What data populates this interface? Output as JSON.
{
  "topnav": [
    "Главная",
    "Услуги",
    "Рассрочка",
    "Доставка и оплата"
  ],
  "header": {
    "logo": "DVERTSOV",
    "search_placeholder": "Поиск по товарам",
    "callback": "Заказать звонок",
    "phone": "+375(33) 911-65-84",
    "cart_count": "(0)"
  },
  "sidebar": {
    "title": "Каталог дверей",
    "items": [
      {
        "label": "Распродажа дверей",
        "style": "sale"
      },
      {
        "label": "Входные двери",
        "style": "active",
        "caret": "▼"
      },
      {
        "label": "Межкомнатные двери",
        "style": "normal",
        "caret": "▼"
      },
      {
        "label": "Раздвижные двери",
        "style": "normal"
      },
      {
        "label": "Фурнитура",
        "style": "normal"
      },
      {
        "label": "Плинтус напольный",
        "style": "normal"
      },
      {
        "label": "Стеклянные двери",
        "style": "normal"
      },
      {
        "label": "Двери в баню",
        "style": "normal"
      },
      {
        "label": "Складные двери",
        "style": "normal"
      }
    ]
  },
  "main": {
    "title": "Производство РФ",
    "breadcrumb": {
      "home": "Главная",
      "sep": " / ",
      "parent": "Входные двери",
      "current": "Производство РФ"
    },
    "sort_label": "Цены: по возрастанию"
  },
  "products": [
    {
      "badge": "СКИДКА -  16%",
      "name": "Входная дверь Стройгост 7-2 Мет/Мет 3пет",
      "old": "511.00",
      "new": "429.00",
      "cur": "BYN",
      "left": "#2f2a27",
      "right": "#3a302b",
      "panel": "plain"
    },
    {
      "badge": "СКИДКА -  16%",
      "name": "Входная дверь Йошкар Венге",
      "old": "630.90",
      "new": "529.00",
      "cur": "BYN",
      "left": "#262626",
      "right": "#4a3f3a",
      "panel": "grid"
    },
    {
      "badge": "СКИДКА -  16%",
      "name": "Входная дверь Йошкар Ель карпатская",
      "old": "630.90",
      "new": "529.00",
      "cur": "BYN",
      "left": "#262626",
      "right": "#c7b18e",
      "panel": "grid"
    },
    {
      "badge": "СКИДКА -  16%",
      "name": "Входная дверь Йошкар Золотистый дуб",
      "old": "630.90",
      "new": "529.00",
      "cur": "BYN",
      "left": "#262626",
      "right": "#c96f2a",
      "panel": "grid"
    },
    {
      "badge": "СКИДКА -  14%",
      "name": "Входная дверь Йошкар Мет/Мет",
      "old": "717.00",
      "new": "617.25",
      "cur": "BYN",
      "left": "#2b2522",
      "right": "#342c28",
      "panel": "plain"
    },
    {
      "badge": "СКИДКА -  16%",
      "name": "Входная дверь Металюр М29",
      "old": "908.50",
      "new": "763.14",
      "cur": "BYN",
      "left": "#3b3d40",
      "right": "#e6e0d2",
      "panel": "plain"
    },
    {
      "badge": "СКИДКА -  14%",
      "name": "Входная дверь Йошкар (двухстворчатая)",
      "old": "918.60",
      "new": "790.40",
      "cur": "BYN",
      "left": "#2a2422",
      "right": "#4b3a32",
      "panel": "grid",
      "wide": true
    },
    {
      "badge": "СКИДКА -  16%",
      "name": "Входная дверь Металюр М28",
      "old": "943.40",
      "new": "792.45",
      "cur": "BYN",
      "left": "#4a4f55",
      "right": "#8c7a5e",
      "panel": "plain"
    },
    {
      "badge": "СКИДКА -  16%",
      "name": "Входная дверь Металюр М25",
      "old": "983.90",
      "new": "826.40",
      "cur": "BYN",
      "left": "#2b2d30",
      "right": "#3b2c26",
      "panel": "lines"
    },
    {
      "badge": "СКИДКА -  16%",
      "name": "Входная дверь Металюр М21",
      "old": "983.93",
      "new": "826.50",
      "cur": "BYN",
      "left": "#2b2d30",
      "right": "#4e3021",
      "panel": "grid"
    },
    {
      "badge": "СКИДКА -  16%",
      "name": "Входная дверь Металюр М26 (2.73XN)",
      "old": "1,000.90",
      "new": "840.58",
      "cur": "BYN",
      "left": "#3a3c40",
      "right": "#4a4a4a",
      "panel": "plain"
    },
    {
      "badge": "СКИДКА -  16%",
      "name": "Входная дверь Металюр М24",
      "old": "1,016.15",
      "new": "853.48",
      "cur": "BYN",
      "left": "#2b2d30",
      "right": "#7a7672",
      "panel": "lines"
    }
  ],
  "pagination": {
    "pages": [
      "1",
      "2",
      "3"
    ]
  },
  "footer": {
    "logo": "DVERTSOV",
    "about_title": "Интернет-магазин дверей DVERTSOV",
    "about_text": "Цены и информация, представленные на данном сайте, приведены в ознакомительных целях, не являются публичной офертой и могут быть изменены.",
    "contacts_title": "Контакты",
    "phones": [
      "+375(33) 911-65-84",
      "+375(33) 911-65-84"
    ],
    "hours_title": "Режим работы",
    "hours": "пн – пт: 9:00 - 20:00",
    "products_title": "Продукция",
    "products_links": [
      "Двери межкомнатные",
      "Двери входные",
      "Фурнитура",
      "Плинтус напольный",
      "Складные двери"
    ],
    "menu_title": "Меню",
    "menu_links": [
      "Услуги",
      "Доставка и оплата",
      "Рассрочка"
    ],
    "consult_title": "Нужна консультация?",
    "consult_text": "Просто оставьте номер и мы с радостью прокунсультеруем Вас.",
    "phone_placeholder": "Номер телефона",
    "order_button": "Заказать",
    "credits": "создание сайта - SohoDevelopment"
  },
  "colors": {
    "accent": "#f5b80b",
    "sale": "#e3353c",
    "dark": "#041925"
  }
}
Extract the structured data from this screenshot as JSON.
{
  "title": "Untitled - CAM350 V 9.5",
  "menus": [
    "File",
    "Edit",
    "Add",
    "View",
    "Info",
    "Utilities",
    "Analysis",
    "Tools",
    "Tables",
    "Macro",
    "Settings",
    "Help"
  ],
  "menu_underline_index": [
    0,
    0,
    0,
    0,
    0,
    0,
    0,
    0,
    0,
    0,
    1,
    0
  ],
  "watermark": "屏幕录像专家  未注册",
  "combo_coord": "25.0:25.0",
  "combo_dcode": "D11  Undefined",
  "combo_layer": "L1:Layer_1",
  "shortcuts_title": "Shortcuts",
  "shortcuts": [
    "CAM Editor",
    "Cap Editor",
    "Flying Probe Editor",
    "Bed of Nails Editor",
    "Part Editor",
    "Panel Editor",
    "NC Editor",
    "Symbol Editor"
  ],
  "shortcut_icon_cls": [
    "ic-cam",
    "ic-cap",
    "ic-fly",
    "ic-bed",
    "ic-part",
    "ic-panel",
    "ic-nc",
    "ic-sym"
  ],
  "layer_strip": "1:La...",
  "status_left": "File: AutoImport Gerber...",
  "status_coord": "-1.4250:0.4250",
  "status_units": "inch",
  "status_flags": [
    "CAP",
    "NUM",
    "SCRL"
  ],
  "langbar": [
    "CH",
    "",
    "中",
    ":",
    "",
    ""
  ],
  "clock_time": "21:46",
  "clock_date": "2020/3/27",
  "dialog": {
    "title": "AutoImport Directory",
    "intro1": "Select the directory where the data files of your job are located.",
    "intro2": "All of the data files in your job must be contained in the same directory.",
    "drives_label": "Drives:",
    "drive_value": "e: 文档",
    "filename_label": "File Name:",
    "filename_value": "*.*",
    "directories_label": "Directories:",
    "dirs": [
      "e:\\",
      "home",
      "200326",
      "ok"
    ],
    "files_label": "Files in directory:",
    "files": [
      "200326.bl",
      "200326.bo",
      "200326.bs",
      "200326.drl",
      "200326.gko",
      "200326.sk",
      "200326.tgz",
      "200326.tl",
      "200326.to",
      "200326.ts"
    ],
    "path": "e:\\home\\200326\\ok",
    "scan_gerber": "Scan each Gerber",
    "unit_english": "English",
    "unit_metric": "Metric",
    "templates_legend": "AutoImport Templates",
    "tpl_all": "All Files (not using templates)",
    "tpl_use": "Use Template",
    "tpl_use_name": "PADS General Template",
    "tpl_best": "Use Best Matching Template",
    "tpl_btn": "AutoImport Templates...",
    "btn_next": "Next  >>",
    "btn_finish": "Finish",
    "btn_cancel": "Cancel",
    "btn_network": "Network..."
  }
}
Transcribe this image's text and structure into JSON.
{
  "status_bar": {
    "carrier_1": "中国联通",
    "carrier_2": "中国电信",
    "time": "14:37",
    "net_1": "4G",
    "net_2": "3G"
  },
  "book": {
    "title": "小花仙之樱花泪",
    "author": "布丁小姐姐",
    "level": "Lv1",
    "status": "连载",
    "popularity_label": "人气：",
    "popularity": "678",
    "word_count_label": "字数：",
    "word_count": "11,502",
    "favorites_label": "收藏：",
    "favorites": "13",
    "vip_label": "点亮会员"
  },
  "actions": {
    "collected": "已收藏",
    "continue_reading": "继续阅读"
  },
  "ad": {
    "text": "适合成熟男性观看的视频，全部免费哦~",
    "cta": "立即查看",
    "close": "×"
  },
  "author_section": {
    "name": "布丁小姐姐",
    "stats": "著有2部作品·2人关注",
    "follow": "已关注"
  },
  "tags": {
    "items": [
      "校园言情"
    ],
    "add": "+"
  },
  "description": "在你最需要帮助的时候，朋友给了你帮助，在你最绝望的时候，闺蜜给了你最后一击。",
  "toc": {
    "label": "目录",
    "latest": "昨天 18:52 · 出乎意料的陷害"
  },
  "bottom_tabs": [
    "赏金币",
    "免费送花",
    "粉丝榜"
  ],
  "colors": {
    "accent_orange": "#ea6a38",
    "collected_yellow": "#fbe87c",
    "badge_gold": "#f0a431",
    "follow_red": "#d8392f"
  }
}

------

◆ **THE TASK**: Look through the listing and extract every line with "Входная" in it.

◆ **ANSWER TO THIS PROBLEM**:
      "name": "Входная дверь Стройгост 7-2 Мет/Мет 3пет",
      "name": "Входная дверь Йошкар Венге",
      "name": "Входная дверь Йошкар Ель карпатская",
      "name": "Входная дверь Йошкар Золотистый дуб",
      "name": "Входная дверь Йошкар Мет/Мет",
      "name": "Входная дверь Металюр М29",
      "name": "Входная дверь Йошкар (двухстворчатая)",
      "name": "Входная дверь Металюр М28",
      "name": "Входная дверь Металюр М25",
      "name": "Входная дверь Металюр М21",
      "name": "Входная дверь Металюр М26 (2.73XN)",
      "name": "Входная дверь Металюр М24",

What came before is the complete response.